Curators:  Sharleen Yu, Liu Chen-hsiang

Artists and Group: Liu Chen-hsiang, Huang Tzu-ming, Hsu Po-hsin, The Green Team


Official Support: Taipei Cultural Center, TECO-NY

Organizer: Taipei Fine Arts Museum

In Cooperation with: Green Team Documentary Association Taiwan

  • Liu Cheng-hsiang

    Born in Taipei in 1963, Liu Chen-hsiang graduated from the Fine Arts Department of the Fu-hsin Trade and Arts School. In 1986, he joined the China Times Weekly. He was the photography editor of the Taipei People monthly of the Independent Newspaper Group in 1988, and was promoted to head of photogra...
  • Huang Tzu-ming

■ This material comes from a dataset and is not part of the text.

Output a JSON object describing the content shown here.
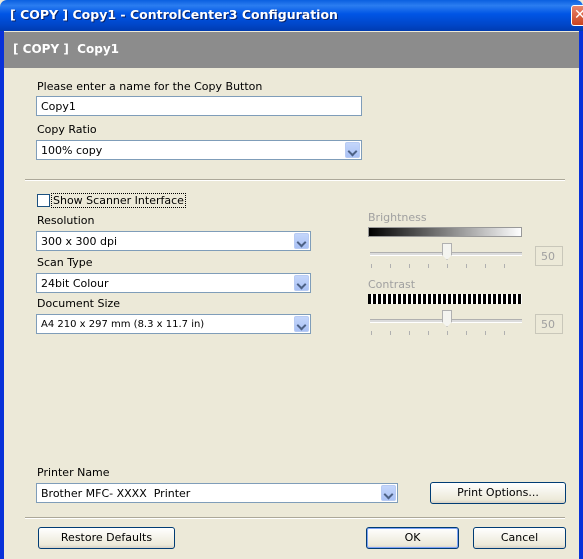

    Born in Tainan in 1960, Huang Tzu-ming graduated from the National Academy of the Arts in 1982. After completing military service in 1984, he worked as an art designer. In the following year, he joined the Management Magazine and Breakthrough Magazine of Harvard Management Services as a photographer...
  • Hsu Po-hsin

    Hsu Po-hsin was born in 1959. As a photojournalist for the Independent Evening Post from 1988 and 1995, he left behind important photographic records of the street protests in Taiwan. After years of working as a photographer for the print media, he returned to school to study sound and video documen...
  • Green Team

    Green Team (1986-90), a photographers’ group documenting social movements, was established in October 1986. Using handy electronic home video cameras, they documented the social movements of the times, and distributed the videos through informal channels to spread the messages of social moveme...